Exercise: Please copy out every line of the listing below in which the word "Give" appears.

Data provided:
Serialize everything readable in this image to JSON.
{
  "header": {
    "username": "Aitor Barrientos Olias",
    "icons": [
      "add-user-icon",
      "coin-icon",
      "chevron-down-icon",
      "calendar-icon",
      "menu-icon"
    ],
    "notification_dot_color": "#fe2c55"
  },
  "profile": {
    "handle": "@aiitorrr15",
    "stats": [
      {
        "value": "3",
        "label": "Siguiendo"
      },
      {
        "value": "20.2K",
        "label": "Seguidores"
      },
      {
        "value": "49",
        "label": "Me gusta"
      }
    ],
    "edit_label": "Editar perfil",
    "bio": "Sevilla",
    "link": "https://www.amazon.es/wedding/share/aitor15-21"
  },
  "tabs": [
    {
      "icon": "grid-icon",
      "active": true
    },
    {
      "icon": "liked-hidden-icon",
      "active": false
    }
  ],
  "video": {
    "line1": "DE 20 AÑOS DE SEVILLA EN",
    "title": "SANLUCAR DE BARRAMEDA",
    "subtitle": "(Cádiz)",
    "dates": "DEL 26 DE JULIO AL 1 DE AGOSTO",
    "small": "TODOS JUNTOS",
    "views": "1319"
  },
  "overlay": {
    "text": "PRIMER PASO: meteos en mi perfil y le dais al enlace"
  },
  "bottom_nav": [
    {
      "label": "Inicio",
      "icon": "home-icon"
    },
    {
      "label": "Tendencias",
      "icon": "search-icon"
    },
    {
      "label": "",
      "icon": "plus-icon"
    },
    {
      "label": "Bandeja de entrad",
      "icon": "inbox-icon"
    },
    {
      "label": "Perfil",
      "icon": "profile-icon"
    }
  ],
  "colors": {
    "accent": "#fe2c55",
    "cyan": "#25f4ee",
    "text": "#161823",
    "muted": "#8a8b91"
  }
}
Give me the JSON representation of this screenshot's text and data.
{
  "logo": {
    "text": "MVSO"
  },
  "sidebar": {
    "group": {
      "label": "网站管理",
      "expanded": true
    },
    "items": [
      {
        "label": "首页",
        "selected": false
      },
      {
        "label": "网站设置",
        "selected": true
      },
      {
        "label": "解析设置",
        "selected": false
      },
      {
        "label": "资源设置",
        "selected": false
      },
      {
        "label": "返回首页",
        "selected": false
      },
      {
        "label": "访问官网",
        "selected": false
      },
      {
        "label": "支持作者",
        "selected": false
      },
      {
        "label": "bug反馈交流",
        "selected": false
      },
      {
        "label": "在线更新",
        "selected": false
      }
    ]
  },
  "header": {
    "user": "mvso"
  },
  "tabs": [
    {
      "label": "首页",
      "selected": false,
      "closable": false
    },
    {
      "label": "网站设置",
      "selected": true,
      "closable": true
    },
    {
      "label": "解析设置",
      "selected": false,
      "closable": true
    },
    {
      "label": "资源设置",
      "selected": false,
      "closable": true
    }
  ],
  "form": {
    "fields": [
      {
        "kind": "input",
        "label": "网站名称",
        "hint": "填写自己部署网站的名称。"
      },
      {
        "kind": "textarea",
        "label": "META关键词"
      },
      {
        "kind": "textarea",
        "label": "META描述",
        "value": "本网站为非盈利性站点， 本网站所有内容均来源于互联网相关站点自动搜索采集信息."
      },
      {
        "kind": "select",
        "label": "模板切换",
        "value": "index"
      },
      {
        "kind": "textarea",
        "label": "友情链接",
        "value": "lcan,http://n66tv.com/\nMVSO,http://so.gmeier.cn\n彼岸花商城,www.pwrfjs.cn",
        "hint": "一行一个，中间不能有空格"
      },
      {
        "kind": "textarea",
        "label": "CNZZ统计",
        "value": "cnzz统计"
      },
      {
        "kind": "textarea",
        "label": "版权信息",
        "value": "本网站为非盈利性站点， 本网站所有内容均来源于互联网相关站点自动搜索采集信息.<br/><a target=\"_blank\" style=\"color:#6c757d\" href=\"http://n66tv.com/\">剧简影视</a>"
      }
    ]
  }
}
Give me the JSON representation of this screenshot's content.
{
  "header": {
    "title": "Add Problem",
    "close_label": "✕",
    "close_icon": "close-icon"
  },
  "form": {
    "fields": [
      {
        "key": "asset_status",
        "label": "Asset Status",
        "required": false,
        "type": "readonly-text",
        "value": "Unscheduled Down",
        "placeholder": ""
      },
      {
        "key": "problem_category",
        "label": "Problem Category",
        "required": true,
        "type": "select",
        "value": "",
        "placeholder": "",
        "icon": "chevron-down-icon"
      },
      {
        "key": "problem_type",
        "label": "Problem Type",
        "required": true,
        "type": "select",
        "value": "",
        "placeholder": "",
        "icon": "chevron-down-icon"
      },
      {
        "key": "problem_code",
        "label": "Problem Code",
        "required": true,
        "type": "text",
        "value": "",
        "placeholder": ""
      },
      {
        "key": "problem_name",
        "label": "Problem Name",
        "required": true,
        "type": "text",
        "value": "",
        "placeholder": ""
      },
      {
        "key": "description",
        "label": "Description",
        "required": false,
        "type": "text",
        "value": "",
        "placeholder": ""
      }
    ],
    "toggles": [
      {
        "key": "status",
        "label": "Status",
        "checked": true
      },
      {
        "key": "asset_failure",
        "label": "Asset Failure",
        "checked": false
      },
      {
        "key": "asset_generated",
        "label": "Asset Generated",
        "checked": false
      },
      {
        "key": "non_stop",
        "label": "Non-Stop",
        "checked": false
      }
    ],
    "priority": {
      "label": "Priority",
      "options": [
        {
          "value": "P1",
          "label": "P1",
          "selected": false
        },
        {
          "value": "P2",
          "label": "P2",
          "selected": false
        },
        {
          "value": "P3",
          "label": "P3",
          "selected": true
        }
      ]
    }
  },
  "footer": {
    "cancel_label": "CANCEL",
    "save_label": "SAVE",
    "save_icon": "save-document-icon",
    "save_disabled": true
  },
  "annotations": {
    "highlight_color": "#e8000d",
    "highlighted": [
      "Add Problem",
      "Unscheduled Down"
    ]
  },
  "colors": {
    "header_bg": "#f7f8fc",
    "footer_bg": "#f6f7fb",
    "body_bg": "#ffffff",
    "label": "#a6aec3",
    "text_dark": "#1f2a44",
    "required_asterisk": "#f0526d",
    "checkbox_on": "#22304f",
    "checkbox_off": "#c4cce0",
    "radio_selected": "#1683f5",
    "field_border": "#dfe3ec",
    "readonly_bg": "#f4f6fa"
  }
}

Task output:
Give me the JSON representation of this screenshot's text and data.
Give me the JSON representation of this screenshot's content.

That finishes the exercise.